  • Okay, I first read this probably around when it first came out. I was going through my own women's lib learning curve and thought this would be very interesting since I'd loved most of SST's other fantasy works. I however finished that reading with very mixed feelings. I reread it again when I was well into my own adulthood and had a more solid grasp on where my own liberation and "feminism" (I don't like that word and never felt it was defined properly) and still found myself disagreeing with the premise. Now that I'm a senior female, decided I needed to read it again and found it, again, kind of wrong. This time I questioned why things were done the way they were in the book--why relegate all male children to a military existence to begin with? Doesn't make much sense to me. Just sort out the male children with violent tendencies. But I guess nowadays we call that jail and prison. This is the one Sheri Tepper book and idea, that I have the most trouble with, although in many of her other books she does come down hard on ALL males. Maybe I've been very very lucky to have known a lot of liberated males during my lifetime, and learned how to get-around the more controlling ones. I think it is important for all society to be integrated in all ways and that both genders (or all genders) contribute to the wealth of knowledge. I also believe that if mothers raised their sons to be more responsible humans, not just responsible males but just responsible souls, we probably wouldn't have so many males who feel they should be privileged and who feel they are above everyone else. I do blame the mothers for a lot of the problems, I saw it in my own family and in the family. I don't think segregating the males from the females solves anything--no more than segregating black and white, or old and young, or rich from not rich, etc. That just creates more division and neither end understands the other, or even thinks of the other as human. I also never found the "servors" (not a good name for that status because it makes it sound too much like those people are just and never will be anything more than servants) to be appealing at all, to me they feel more like eunices with no sex appeal--so unless all those women are being artificially inseminated (and what's the fun in that?), then I don't know how procreation goes on in Women's Country. I also know men, the vast majority of men, need a certain amount of challenge and competition(? not quite right but I can't think of the word I want) for testosterone to continue to be high enough to feel like males--men need a certain kind of male dominance, not control or abuse or real dominance, but they need to feel they are manly men in order to procreate successfully. Emasculated males don't work well.
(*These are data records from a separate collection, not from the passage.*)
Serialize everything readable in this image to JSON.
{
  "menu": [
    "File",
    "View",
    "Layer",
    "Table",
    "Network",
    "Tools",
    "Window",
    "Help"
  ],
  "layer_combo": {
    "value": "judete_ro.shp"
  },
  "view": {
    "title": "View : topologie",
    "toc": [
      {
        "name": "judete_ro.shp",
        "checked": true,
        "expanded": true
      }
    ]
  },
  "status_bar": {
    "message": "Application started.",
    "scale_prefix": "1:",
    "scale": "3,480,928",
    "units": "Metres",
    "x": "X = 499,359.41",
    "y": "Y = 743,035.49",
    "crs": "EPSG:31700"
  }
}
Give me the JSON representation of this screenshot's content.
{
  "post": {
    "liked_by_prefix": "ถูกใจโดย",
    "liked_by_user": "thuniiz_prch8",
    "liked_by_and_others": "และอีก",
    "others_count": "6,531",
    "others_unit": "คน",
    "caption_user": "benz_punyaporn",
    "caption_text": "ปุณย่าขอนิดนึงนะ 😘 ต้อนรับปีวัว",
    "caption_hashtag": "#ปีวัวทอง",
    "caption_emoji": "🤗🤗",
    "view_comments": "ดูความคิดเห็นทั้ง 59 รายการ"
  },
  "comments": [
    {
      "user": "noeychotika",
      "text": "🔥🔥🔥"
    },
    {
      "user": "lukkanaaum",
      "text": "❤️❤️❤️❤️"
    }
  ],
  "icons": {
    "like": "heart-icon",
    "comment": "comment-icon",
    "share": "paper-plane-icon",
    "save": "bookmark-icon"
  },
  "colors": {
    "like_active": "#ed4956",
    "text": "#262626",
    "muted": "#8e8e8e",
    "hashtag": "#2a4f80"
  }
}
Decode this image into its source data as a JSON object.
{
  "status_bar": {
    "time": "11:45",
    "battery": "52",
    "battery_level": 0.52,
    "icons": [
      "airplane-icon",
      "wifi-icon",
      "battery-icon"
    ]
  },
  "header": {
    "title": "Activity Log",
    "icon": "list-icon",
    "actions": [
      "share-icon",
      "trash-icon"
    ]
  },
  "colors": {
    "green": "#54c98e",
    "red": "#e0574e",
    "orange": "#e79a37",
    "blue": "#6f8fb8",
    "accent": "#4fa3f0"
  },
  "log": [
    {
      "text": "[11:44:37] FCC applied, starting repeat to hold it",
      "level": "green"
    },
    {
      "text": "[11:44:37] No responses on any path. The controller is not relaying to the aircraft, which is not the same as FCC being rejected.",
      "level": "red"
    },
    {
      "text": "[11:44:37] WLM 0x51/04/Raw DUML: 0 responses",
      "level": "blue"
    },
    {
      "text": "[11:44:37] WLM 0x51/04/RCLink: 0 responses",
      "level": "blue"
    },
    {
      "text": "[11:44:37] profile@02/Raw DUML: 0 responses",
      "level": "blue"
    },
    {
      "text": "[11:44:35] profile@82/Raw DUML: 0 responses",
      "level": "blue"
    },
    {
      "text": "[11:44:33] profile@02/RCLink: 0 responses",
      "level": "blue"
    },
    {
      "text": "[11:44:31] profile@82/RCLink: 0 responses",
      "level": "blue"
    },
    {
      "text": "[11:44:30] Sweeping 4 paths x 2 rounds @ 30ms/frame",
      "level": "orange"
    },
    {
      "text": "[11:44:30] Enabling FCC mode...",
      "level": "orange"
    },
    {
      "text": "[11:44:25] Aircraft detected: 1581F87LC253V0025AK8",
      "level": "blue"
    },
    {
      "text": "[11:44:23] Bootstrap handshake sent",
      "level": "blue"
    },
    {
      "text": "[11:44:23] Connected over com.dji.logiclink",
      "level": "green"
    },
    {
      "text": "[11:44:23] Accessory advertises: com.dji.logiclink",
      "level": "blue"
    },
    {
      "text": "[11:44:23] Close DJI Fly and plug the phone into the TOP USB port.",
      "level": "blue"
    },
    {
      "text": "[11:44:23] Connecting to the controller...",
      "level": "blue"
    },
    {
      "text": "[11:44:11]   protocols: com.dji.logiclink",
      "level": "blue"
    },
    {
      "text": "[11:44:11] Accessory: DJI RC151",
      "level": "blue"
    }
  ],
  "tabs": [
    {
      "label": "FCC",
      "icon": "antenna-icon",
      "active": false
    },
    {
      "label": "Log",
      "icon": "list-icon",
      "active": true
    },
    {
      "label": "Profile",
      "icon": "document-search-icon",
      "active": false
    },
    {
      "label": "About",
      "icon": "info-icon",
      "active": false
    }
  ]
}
  • Well, I thought I had already made my comments about this book but maybe not. I first read this book when it first came out. I had read some of the writer's books before and enjoyed them in varying degrees. I liked this book, and recommended it to my then teenage daughter. She liked it and passed the recommendation on to her friends. Although that was years ago memory of the book has stayed evergreen and I downloaded it on my kindle and re-read it. Memory, being fraught with lapses, didn't serve me all thate and most of the story was new to me. I enjoyed it almost as a first-time read. I had forgotten the use of the great tragedy "The Trojan Women" in the story, but I found it singularly appropriate for the book's story and theme. The book is regarded as a "feminist" tome, but it really is a human story and does address the sins and results of male-dominated society. The women in the story have taken actions to alliviate the effects of such a society and are successful in their efforts. This isn't a beautiful or elegant book--though there are isolated moments--but the writing is serviceable and readable; what makes it such a good work is its thought-provoking nature. I treasure this book and have no hesitation recommending it to anyone.